CHARLOTTE — The force is strong at the home of Greg and Elizabeth Thomas and their neighbors don’t seem to mind.
Every Halloween, the couple transforms their front yard into a scene featuring characters from the “Star Wars” franchise, and each time, the display gets bigger and bigger.
The Thomases, who have lived on Kelford Lane in Heritage Woods for 12 years, are used to people stopping by to take pictures or compliment their decorations.
“We look forward to it every year,” said a neighbor walking his dog. “We aspire to have a theme like you.”
“It’s awesome,” said a boy across the street.
The couple said the decorations bring joy to the neighborhood and resonate with people of all ages races and ethnicities.
“Outside of liking ‘Star Wars,’ that’s why we do it every year,” Greg Thomas said.
At first, the display was small with just a few characters from the movies. Now, their front yard is home to over a dozen fan favorites like R2-D2, BB-8, Jabba the Hutt, Baby Yoda, stormtroopers, Tusken Raiders, Darth Maul, the Mandalorian, droids, Jawas and Han Solo in carbonite.
Emperor Palpatine guards the front door, making sure no rebels get inside.
“He’s more menacing in the daytime,” Greg said.
Lights and a fog machine add to the ambiance at night, but Greg said Halloween is when the display will really come alive. He plans to project one of the “Star Wars” movies onto the front window of his home.
Elizabeth Thomas is often revered for supporting her husband’s over-the-top Halloween tradition, but the reality is she’s just as into it. Elizabeth said she grew up watching “Star Wars” and became even more of a fan after meeting Greg.
Elizabeth said she admires how much time and effort he puts into making the characters and enjoys seeing them come to life.

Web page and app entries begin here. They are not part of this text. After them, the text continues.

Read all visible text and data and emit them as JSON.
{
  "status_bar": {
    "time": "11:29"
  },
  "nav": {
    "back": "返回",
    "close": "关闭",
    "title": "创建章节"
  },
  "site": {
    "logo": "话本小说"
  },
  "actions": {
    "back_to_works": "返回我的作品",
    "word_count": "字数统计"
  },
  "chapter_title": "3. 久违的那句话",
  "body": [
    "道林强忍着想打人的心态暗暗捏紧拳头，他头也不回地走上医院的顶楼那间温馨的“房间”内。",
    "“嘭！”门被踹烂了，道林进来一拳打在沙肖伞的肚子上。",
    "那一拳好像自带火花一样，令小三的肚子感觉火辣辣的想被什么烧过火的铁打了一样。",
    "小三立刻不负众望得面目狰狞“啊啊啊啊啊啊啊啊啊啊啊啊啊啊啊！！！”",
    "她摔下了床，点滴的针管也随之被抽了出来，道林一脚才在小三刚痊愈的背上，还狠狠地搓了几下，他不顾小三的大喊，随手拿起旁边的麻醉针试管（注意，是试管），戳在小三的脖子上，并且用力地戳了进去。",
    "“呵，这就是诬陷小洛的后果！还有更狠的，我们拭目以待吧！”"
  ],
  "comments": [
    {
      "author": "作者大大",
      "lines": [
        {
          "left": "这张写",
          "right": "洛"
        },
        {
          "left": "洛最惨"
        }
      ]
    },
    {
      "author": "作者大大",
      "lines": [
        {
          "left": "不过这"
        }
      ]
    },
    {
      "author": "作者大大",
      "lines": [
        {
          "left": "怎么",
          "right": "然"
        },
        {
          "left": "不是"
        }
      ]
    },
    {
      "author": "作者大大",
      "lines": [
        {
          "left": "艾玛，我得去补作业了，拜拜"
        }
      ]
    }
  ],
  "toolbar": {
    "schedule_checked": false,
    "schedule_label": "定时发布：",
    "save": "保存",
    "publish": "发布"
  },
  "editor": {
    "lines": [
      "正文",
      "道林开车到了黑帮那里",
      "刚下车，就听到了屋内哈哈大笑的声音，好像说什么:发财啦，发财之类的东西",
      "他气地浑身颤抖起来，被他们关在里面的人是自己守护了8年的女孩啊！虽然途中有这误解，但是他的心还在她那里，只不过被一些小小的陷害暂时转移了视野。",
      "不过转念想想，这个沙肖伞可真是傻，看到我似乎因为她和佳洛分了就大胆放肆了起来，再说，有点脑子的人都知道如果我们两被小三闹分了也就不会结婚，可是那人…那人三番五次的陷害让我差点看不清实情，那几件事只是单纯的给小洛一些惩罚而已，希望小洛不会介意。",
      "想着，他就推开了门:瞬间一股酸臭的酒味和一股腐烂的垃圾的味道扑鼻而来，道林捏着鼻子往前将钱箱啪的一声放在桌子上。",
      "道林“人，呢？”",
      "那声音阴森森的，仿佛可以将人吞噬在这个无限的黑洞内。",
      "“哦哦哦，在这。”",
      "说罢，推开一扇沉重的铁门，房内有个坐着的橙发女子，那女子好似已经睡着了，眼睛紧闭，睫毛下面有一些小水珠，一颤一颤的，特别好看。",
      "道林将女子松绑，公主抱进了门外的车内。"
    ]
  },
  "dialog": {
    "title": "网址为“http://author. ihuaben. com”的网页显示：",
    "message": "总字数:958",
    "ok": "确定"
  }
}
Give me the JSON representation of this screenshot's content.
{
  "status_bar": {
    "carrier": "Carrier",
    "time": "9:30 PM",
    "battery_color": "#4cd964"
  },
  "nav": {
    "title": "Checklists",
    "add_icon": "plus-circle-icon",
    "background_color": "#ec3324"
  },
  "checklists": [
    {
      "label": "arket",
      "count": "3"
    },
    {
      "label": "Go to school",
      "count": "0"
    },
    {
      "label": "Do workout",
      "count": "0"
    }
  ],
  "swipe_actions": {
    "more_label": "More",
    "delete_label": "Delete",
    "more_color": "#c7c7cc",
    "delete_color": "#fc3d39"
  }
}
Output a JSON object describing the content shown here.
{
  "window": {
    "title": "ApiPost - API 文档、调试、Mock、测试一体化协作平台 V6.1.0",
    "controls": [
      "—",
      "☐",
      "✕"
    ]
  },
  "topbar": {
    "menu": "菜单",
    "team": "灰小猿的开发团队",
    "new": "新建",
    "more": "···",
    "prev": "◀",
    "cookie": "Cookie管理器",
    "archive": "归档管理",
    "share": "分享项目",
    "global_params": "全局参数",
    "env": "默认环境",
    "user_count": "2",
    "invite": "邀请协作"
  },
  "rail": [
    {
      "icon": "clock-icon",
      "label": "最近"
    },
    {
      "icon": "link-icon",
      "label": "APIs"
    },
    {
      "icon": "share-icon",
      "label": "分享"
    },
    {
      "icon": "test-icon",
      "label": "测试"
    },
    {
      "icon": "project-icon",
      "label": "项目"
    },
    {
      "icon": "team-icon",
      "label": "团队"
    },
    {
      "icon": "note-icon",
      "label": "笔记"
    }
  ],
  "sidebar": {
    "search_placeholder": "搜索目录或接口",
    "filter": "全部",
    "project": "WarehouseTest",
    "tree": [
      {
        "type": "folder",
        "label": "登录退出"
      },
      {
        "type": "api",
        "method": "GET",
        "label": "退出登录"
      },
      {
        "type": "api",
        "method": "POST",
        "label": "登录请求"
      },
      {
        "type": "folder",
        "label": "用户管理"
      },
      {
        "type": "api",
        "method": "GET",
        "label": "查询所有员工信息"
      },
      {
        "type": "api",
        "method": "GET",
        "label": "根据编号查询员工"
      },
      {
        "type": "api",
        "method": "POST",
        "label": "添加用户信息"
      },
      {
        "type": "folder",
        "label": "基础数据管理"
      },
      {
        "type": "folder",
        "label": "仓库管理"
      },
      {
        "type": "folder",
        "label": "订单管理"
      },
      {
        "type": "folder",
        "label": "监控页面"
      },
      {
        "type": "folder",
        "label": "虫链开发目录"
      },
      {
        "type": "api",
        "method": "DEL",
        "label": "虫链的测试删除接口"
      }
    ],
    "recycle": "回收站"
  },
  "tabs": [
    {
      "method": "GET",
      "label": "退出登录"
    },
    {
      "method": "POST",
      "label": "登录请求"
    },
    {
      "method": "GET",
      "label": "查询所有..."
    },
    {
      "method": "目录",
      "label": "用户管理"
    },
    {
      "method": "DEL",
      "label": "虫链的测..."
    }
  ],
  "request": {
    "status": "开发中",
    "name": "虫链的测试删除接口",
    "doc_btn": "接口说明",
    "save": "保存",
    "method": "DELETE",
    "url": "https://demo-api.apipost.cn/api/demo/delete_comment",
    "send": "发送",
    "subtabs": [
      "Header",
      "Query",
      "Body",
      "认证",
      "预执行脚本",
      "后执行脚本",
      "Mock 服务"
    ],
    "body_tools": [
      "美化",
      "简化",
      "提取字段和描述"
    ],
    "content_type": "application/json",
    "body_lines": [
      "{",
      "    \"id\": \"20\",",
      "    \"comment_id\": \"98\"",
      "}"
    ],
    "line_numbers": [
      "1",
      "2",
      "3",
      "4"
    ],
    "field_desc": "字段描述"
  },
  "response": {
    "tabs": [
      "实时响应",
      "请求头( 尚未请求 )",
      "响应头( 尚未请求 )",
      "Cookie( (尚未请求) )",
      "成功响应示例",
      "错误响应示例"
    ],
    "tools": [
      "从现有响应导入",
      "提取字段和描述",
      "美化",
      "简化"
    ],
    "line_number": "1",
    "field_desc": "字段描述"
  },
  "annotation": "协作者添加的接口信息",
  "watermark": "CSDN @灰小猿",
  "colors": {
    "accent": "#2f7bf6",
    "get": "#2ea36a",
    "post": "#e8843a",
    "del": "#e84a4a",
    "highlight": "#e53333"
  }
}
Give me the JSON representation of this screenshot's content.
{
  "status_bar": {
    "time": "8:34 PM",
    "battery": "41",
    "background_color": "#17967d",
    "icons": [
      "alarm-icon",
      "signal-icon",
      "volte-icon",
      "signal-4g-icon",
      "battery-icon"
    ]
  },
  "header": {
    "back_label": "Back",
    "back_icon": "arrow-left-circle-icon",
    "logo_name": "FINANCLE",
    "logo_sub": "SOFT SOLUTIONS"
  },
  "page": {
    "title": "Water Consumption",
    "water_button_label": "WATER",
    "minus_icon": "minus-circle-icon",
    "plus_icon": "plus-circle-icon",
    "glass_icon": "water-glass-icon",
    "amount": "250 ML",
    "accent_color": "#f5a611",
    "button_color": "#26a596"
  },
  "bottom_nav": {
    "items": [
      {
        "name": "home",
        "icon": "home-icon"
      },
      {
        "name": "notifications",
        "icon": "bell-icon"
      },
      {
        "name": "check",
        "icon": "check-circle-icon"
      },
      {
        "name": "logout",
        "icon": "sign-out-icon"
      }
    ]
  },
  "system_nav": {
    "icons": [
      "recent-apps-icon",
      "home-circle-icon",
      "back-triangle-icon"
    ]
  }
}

“It’s a form of art,” Elizabeth said. “It’s creativity.”
“Everything is either a mask or things he pieced together, like little pieces and parts,” she added.
Instead of spending thousands of dollars on movie-quality “Star Wars” mannequins, Greg makes them himself using pieces he finds at thrift stores and online. The Mandalorian’s suit is made out of spray-painted hockey pads from Goodwill, Han Solo in carbonate is a mold off eBay and R2-D2 is an unwanted trash can found on the side of the road.
“We came around the corner and saw this white trash can and hit the brakes and we both yelled, ‘R2-D2!’” Greg said.
The “Star Wars” display is a year-round project, but it’s not Greg’s full-time job. He’s a voice-over artist who goes by the name “GregTheVoice.” Over the years, he’s worked with HBO, BMW, Time Warner Cable and the U.S. Department of Education. He can also be heard on national and local TV and radio auto commercials.
In his spare time, Greg wants to keep expanding his lineup of characters. He plans on making a 12-foot-tall TIE Fighter – one of the most recognizable ships in the Imperial Fleet – in time for next Halloween.
“It would be really cool if it looked like it crashed onto the roof of the house,” Elizabeth said.
Despite their love of “Star Wars,” the Thomases briefly considered pulling the plug on their decorations this year. They weren’t sure if anyone would be trick-or-treating due to COVID-19, but then thought, “So what?”
At least anyone who comes down Kelford Lane will have something to look at – “Star Wars” fan or not.
“With everything in the news and all the politics going on, we thought we’d do the ‘Star Wars’ stuff because it makes people happy,” Greg said. “Even if you don’t like ‘Star Wars,’ you’re not offended by it.”